Component data from apps and pages –
§ §
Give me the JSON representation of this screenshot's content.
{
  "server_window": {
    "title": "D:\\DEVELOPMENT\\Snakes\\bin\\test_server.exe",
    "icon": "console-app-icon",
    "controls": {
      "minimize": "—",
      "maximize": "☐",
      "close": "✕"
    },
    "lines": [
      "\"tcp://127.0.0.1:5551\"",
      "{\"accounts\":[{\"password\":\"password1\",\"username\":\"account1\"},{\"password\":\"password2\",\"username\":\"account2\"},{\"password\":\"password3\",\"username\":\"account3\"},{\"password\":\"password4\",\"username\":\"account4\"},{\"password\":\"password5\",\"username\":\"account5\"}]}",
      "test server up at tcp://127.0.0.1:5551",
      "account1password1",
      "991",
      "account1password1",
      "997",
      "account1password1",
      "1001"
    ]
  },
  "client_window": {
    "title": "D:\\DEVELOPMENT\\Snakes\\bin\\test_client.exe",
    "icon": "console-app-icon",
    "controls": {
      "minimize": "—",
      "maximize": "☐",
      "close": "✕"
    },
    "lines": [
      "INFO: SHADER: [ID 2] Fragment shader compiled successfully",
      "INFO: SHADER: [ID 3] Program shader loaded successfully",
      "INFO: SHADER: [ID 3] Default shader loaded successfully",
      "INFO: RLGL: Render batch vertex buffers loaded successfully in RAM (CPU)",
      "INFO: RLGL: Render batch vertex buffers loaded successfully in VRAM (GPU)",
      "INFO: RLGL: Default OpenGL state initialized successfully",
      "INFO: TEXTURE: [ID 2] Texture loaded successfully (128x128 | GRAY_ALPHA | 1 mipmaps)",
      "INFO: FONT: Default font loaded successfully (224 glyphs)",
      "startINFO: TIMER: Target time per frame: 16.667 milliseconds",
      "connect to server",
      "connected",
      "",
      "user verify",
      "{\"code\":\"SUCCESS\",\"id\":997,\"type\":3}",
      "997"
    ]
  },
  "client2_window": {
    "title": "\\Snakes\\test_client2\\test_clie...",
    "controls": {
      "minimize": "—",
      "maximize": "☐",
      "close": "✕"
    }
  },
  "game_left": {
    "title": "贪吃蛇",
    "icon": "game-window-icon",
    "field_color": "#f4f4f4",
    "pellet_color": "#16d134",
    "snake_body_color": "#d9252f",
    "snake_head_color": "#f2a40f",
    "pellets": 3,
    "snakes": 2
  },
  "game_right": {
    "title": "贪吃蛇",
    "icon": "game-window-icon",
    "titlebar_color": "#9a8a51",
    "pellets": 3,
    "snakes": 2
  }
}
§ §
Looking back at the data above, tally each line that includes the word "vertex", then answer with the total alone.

RESULT OF THE EXERCISE – 2